Every step matters: From step stools to extension ladders, make sure you're putting the right foot forward.
Every year over 300 people die in ladder-related accidents, and thousands suffer disabling injuries. Mark your calendar to join the American Ladder Institute (ALI) in celebrating the first-ever National Ladder Safety Month, designed to raise awareness of ladder safety and to decrease the number of ladder-related injuries and fatalities.
For Immediate Release
Contact: Mariah Young, 202-637-5018
(Washington, DC, April 27, 2016) – More than 4,820 workers were killed on the job in 2014, according to a new report by the AFL-CIO. Additionally an estimated 50,000-60,000 died from occupational diseases, resulting in a daily loss of nearly 150 workers from preventable workplace injuries and illnesses.
The beginning of spring in the metal and nonmetal mining industry signals the startup of mines that were idled during the winter months. Often when these operations recommence, they begin with new employees who are new to the mining environment.

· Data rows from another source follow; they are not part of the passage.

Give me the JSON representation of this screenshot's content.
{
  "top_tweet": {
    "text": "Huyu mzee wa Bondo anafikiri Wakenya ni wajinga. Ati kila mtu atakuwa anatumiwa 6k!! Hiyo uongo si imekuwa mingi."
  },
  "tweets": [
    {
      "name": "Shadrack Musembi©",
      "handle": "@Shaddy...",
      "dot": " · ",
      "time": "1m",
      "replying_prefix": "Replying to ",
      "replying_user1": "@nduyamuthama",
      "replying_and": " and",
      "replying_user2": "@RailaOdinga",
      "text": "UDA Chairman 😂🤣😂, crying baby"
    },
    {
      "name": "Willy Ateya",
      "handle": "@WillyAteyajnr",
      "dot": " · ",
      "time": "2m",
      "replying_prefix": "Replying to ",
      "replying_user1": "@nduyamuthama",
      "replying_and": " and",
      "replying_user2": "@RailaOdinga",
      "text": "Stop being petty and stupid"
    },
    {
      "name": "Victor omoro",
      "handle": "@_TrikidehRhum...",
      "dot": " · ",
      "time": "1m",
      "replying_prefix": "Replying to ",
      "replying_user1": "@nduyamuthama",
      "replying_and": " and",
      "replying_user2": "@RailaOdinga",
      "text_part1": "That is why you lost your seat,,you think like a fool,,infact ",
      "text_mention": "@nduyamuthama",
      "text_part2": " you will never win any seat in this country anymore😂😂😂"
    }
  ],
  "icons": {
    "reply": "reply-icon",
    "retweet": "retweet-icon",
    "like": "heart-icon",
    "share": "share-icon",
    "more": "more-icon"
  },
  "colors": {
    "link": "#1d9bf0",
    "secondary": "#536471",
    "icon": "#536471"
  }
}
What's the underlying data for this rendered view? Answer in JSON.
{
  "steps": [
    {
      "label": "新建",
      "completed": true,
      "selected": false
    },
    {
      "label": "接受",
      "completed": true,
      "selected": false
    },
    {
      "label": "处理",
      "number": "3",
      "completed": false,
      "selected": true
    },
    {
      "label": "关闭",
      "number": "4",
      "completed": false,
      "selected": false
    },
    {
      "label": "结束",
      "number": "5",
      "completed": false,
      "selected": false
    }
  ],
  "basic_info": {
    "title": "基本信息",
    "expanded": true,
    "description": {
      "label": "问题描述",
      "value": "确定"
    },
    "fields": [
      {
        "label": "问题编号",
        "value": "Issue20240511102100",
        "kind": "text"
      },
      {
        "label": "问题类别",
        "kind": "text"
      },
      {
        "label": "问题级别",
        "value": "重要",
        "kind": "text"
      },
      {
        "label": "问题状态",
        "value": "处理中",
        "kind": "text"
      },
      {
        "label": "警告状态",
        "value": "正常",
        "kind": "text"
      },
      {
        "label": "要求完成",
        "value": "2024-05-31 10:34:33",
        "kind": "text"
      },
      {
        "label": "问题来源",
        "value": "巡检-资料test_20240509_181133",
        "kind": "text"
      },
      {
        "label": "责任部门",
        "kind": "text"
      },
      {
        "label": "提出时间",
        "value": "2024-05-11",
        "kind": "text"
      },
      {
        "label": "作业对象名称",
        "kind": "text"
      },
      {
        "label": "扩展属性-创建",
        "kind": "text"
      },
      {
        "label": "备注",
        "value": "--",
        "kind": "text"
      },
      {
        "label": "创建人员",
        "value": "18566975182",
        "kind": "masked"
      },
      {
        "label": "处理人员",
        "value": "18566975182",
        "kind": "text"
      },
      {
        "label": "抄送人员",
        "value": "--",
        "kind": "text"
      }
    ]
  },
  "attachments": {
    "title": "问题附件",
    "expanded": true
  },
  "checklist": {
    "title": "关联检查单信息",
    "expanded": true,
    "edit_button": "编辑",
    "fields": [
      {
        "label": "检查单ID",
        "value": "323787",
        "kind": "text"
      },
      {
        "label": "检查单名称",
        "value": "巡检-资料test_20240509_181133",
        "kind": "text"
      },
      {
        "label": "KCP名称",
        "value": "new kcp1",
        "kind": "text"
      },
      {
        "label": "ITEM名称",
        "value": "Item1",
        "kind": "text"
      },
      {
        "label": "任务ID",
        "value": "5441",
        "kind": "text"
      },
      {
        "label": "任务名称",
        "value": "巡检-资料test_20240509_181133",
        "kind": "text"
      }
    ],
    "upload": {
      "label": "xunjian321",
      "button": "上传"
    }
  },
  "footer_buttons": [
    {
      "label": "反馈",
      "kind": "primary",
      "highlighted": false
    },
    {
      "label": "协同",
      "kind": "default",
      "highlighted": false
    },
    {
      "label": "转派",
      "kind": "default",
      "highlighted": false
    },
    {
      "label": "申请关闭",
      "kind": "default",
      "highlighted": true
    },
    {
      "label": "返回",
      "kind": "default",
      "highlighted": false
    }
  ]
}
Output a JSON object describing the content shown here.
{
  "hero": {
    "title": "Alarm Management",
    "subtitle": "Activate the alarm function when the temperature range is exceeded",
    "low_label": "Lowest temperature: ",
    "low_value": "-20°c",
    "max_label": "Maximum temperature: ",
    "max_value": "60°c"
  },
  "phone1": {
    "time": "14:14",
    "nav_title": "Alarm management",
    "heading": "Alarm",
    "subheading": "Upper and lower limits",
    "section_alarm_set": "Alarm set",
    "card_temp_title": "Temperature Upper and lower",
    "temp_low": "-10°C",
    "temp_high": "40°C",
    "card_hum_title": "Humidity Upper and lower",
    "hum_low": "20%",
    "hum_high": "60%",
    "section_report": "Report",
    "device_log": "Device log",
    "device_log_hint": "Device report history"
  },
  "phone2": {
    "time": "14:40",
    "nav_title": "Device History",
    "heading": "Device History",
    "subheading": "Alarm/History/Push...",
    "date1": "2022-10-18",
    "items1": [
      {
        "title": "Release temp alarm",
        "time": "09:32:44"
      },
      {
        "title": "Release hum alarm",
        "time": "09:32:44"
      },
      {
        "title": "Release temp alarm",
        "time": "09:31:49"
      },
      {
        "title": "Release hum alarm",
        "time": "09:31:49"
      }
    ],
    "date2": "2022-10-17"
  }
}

The new workforce, along with miners performing unfamiliar tasks, has resulted in the month of April being the second deadliest month in the MNM mining industry with a total of 50 fatals since 2000.
Compensation and medical benefits may be available
IF YOU HAVE been employed in the nuclear weapons industry and have been diagnosed with cancer, chronic beryllium disease, beryllium sensitivity or silicosis — and your illness was caused by exposure to radiation, beryllium or silica while working in the industry — you may be eligible for compensation or medical benefits under the Energy Employees Occupational Illness Compensation Program Act (EEOICPA).
THE NATIONAL ASSOCIATION of Construction Boilermaker Employers (NACBE) presented its annual safety awards to the 2014 top-performing locals from the Boilermakers’ four U.S. vice-presidential sections during the Construction Sector Operations conference held at Marco Island, Fla., March 2-5.
Eligible employees, contractors could get compensation, free medical care
WORKERS EMPLOYED AT 11 Department of Energy sites across the United States who were made ill by exposure to beryllium or silica dust may have a claim for compensation and free medical care under the Energy Employees Occupational Illness Compensation Program Act (EEOICPA).
The program went into effect July 31, 2001 with the U.S. Department of Labor’s implementation of Part B. Part E implementation began Oct. 28, 2004.
L-242 members work four years at Hanford without recordable injury
MEMBERS OF LOCAL 242 (Spokane, Wash.) working at the Hanford Nuclear Reservation near Richland, Wash., received recognition from signatory contractor Chicago Bridge & Iron (CB&I) recently for working four calendar years without a recordable injury.
EIGHT VOLUNTEERS FROM Local 101, Denver, recently participated in a two-phase pilot study at the lodge designed to measure the effectiveness of local exhaust ventilation (LEV) training. The study is being carried out by the Center for Construction Research & Training (CPWR) and a consortium of university researchers.
Boilermakers Health and Safety Services Director Mark Garrett was on hand to observe the study, which was performed by Pam Susi of CPWR and Sergio Caporali, PhD, of the University of Puerto Rico.